Before refrigeration technology first appeared, people kept cool using natural methods: breezes flowing through windows, water evaporating from springs and fountains as well as large amounts of stone and earth absorbing daytime heat. These ideas were developed over thousands of years as integral parts of building design. Today they are called "passive cooling." Ironically, passive cooling is considered an "alternative" to mechanical cooling that requires complicated refrigeration systems. By employing passive cooling techniques into modern buildings, you can eliminate mechanical cooling or at least reduce the size and cost of the equipment.
Passive cooling is based on the interaction of the building and its surroundings. Before adopting a passive cooling strategy, you must be sure that it matches your local climate.
In his book Sun, Wind and Light, G.Z. Brown identifies four passive cooling strategies: natural ventilation, evaporative cooling, high thermal mass and high thermal mass with night ventilation. (See descriptions of these strategies.) All these passive cooling strategies rely on daily changes in temperature and relative humidity. You can identify the passive cooling strategies that are appropriate for your building site by using a bioclimatic chart.
This bioclimatic chart defines four passive cooling strategies based on temperature and relative humidity. You can use this chart to determine which passive cooling strategies are appropriate for the climate at the building site.
First, find the following local weather information for each of the months of the year:
- average maximum temperature
- average minimum temperature
- average maximum relative humidity
- average minimum relative humidity
You can find this information in weather records kept by most local airports. Also the National Climatic Data Center (704-271-4800) publishes this information in Comparative Climatic Data. An extensive list of climate data can be seen on the World Wide Web at www.ugems.psu.edu/~owens/climate.html.
On the bioclimatic chart, plot two points for each month. The first point is the minimum temperature and the maximum relative humidity (RH). The second point is the maximum temperature and the minimum RH. (Note that the highest temperature is paired with the lowest RH and vice versa.) Connect these points with a line. Plot a similar line for each month. Each line represents the change in temperature and RH over an average day.

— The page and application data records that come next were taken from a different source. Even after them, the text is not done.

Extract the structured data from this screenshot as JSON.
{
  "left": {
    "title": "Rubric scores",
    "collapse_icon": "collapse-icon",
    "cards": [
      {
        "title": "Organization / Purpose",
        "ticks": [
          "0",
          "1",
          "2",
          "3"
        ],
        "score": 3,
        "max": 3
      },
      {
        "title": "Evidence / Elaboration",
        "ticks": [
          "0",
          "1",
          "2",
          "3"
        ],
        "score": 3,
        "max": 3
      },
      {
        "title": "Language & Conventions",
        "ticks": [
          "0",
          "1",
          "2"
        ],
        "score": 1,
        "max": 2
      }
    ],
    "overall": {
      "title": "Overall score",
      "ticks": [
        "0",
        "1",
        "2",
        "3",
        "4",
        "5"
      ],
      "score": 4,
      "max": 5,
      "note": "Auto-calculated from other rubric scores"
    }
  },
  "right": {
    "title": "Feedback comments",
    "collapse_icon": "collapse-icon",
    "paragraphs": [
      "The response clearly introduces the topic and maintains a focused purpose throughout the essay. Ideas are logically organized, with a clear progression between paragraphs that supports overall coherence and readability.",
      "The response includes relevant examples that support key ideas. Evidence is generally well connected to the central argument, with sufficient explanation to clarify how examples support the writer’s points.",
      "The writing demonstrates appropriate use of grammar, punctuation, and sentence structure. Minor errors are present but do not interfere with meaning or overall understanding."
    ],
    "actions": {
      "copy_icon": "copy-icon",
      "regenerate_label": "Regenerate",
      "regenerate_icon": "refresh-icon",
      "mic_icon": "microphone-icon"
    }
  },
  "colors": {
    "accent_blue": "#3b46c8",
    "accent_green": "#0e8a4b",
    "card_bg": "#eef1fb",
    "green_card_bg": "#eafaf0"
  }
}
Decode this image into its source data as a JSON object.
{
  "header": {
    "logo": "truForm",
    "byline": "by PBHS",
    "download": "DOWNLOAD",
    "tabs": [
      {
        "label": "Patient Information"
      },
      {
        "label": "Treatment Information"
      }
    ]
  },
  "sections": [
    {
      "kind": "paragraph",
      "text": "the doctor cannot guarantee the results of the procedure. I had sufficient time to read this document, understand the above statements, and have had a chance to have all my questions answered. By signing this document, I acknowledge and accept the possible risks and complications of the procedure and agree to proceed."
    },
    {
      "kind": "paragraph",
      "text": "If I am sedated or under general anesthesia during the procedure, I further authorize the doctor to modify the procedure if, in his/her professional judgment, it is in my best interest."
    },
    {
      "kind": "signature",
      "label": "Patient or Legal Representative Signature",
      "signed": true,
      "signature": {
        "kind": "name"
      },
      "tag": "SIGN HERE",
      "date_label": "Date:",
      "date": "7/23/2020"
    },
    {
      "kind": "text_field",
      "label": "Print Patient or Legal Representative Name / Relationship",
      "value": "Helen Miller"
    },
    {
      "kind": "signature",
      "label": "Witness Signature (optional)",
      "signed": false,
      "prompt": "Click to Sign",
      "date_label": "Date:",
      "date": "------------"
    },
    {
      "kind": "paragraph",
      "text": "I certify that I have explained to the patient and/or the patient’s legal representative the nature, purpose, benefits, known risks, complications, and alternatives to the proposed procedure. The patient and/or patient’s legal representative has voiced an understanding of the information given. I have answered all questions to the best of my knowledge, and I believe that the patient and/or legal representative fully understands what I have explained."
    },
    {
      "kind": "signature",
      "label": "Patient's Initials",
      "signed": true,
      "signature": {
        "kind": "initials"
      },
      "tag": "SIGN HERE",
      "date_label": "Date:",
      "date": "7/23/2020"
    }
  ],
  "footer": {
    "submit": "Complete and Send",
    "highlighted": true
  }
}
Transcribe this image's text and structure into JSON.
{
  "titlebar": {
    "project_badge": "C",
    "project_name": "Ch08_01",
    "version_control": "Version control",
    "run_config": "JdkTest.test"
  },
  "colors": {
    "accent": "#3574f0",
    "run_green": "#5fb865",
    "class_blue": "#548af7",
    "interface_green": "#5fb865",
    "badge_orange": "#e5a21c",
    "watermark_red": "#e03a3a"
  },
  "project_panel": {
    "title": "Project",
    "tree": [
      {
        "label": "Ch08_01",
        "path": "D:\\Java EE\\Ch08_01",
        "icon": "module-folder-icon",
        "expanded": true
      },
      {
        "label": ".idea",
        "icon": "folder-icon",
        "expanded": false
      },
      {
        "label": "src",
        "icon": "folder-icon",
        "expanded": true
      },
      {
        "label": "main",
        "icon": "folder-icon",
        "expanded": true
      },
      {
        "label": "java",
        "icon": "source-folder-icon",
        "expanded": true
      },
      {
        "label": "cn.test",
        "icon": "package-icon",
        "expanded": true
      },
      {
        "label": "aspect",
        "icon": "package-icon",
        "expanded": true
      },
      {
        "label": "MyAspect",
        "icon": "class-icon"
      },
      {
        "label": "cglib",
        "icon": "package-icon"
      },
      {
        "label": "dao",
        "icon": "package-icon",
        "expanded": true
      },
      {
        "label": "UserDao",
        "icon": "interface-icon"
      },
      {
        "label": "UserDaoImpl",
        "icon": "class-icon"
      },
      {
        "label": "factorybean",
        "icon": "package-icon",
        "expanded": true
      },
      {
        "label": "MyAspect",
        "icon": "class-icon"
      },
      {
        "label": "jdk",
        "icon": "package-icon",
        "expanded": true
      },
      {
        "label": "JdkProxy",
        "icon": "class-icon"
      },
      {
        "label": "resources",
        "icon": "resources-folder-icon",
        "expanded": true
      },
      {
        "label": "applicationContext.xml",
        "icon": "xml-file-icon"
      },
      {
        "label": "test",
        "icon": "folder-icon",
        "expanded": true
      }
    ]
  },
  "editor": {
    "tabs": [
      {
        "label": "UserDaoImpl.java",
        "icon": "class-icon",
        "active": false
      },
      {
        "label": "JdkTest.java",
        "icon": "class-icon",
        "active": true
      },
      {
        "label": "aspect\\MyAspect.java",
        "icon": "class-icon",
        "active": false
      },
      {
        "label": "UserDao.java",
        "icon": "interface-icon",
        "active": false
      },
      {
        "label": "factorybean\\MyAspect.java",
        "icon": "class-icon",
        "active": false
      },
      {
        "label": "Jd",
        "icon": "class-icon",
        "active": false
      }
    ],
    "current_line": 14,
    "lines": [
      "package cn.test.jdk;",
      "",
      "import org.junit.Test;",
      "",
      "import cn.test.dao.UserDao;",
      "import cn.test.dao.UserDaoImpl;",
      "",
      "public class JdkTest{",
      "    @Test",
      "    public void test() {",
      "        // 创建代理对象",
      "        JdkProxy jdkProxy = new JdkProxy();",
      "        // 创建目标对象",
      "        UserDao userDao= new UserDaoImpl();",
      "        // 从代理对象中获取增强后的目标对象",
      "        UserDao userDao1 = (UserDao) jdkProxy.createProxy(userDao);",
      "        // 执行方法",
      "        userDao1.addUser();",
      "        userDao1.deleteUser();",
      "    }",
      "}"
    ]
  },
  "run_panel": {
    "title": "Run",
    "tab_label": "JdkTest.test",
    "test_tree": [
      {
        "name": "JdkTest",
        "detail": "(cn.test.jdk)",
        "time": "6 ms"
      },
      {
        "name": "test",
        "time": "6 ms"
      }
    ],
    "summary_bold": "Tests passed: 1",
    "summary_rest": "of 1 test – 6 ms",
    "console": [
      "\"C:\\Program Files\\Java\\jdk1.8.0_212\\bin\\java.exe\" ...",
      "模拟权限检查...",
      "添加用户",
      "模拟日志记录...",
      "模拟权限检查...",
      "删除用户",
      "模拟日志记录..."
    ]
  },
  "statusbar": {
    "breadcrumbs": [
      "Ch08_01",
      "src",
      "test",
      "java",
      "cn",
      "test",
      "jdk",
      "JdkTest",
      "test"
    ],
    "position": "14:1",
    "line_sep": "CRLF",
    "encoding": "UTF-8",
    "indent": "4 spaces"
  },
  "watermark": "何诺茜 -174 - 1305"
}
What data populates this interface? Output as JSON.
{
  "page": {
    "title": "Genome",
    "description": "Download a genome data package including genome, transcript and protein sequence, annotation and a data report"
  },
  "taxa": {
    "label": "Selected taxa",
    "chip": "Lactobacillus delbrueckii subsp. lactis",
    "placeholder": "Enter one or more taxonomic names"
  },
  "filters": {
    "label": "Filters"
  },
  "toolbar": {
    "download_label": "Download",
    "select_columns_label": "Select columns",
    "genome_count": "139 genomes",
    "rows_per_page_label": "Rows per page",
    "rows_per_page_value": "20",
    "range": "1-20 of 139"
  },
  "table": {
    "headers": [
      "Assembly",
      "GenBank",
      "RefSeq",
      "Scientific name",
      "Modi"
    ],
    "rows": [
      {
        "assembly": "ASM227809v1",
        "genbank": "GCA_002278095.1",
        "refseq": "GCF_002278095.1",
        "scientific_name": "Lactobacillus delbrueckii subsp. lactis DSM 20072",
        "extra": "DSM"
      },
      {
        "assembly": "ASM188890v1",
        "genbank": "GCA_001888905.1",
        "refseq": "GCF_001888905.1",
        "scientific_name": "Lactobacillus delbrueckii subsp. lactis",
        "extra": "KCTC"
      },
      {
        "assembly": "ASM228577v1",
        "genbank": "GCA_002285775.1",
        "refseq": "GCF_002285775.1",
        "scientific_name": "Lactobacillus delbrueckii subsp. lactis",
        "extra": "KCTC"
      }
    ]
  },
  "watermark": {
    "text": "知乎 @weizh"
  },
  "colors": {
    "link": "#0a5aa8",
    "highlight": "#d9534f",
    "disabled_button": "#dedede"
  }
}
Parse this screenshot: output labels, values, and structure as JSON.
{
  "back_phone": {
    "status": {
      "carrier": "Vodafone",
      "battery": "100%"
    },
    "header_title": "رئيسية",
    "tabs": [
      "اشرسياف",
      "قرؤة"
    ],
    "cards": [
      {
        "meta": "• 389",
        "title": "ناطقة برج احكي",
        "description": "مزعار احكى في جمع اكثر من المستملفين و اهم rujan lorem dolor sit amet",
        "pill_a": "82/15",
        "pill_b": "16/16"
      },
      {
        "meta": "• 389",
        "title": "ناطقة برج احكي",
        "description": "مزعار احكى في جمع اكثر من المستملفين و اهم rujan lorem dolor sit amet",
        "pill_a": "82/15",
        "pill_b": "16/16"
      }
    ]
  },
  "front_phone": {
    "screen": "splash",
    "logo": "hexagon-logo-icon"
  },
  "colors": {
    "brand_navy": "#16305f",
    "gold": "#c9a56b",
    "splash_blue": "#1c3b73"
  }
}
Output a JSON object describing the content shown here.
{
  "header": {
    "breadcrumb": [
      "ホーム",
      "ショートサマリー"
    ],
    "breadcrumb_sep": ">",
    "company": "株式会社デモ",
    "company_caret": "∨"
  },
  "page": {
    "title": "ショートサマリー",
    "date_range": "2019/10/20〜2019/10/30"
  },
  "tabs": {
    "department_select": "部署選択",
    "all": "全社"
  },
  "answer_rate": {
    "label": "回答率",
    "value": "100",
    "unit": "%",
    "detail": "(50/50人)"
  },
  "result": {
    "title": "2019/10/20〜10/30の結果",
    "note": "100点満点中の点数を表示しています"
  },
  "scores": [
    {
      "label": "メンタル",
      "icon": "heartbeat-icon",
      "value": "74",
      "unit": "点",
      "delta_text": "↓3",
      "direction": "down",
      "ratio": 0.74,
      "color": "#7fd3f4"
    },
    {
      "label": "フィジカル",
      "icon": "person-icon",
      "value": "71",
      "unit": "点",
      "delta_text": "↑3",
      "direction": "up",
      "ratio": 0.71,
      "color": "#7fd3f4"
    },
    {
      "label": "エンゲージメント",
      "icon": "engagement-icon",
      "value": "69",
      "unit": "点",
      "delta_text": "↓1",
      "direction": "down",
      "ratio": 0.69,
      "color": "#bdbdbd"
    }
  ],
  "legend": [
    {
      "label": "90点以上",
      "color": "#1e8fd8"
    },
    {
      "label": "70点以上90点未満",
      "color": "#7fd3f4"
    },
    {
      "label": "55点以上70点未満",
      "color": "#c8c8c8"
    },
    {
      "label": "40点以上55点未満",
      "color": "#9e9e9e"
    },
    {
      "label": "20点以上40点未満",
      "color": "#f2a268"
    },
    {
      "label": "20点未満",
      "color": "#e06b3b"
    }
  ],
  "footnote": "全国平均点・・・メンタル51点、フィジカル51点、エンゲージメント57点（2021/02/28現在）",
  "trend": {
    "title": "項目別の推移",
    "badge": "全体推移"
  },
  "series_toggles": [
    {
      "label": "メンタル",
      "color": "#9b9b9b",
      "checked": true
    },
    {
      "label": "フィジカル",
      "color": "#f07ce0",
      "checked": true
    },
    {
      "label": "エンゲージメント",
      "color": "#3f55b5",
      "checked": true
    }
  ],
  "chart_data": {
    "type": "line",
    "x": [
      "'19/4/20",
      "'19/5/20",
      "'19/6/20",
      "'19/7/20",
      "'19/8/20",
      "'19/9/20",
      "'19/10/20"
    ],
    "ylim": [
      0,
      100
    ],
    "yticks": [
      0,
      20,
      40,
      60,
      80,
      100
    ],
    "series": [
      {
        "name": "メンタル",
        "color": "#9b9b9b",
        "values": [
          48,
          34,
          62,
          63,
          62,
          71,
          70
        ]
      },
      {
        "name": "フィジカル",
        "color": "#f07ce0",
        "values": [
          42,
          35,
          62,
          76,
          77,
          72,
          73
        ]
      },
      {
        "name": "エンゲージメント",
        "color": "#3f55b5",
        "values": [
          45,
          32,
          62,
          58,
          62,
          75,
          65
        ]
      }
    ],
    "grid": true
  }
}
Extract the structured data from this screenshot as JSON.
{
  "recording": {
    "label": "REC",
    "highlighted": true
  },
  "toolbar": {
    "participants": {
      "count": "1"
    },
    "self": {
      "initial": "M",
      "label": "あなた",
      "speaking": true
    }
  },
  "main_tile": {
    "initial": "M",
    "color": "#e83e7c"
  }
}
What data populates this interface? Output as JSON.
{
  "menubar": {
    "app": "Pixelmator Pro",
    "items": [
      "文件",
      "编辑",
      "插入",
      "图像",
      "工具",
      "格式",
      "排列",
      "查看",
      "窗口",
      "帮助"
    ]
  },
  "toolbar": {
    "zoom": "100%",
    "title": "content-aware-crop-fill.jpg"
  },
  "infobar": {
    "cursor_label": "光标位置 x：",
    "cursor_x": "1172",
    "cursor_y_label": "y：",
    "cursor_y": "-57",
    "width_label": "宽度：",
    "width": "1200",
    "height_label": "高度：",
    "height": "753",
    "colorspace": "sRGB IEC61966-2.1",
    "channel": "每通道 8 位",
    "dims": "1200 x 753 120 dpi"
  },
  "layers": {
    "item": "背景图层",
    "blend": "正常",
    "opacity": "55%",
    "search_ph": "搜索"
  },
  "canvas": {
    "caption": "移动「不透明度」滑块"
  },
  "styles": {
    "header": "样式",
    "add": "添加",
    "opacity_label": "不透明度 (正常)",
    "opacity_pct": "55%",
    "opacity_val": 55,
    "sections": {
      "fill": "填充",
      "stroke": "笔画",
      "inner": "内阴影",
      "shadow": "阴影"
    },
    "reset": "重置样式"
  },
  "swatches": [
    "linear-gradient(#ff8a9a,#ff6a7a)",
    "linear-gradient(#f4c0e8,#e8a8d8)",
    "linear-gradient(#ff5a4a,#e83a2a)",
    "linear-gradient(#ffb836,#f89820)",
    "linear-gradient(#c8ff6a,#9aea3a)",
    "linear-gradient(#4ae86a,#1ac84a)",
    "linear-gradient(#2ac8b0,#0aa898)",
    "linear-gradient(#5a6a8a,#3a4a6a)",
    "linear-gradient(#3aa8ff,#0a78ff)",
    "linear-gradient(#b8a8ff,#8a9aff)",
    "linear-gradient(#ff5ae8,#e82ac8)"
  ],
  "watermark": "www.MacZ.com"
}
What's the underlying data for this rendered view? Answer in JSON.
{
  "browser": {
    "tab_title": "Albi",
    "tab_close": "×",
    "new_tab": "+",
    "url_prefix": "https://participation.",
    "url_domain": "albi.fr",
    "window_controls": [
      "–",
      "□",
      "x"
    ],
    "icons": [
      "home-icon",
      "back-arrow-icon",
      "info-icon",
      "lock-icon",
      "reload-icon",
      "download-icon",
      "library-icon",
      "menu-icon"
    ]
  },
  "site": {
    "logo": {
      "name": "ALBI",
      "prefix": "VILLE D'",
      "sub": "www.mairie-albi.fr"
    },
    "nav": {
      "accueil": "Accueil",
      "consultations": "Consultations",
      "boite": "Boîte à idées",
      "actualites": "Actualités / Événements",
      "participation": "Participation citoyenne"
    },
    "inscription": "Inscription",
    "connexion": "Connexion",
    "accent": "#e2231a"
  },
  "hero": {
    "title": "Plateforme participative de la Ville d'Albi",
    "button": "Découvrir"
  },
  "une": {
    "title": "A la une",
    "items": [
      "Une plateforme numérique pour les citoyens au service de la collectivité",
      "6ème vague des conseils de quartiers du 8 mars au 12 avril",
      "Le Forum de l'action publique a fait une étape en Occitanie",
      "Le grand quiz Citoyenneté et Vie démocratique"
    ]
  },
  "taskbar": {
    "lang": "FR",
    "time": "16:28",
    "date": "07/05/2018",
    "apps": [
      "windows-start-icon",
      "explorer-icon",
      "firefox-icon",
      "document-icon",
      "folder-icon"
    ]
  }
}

Passive cooling strategies are shown on this version of the bioclimatic chart as overlapping zones. When your lines cross zones, it indicates that this strategy may work for your climate. Some months may lend themselves to several different strategies. To reduce cost, you would probably choose one or two strategies that are compatible with each other and the building design.
The design strategies suggested by this version of the bioclimatic chart are appropriate only for residences and other buildings with small internal heat gains. Internal gains for a residence are assumed to be 20,000 btu per day per person.
These passive cooling concepts address getting rid of heat that accumulates in buildings. Of course, you'll also want to reduce heat gains in the first place with high insulation levels, heat blocking windows, proper solar orientation and good shading from building elements and vegetation.
Passive solar heating can also be assessed using the bioclimatic chart. Passive solar heating is usually an appropriate strategy when the plotted lines fall anywhere below the comfort zone. More information about applying this chart to passive solar heating region is published in Sun, Wind and Light.
Adapted with permission from John Wiley & Son, Inc., Sun, Wind, and Light, G.Z. Brown with illustrations by V. Cartwright, ©1985 John Wiley & Sons, Inc. G.Z. "Charlie" Brown is Head of the Department of Architecture, School of Architecture and Allied Arts, University of Oregon.
Passive Cooling Strategies
Natural ventilation depends solely on air movement to cool occupants. Window openings on opposite sides of the building enhance cross ventilation driven by breezes. Since natural breezes can't be scheduled, designers often choose to enhance natural ventilation using tall spaces within buildings called stacks. With openings near the top of the stack, warm air can escape, while cooler air enters the building from openings near the ground. Ventilation requires the building to be open during the day to allow air flow.
High thermal mass depends on the ability of materials in the building to absorb heat during the day. Each night the mass releases heat, making it ready to absorb heat again the next day. To be effective, thermal mass must be exposed to the living spaces. Residential buildings are considered to have average mass when the exposed mass area is equal to the floor area. So, for every square foot of floor area there is one square foot of exposed thermal mass. A slab floor would be an easy way to accomplish this in a design. High mass buildings would have up to three square feet of exposed mass for each square foot of floor area. Large masonry fireplaces and interior brick walls are two ways to incorporate high mass.
High thermal mass with night ventilation relies on the daily heat storage of thermal mass combined with night ventilation that cools the mass. The building must be closed during the day and opened at night to flush the heat away.
Evaporative cooling lowers the indoor air temperature by evaporating water. In dry climates, this is commonly done directly in the space. But indirect methods, such as roof ponds, allow evaporative cooling to be used in more temperate climates too. Ventilation and evaporative cooling are often supplemented with mechanical means, such as fans. Even so, they use substantially less energy to maintain comfort compared to refrigeration systems. It is also possible to use these strategies in completely passive systems that require no additional machinery or energy to operate.
©Copyright 1997 Iris Communications, Inc.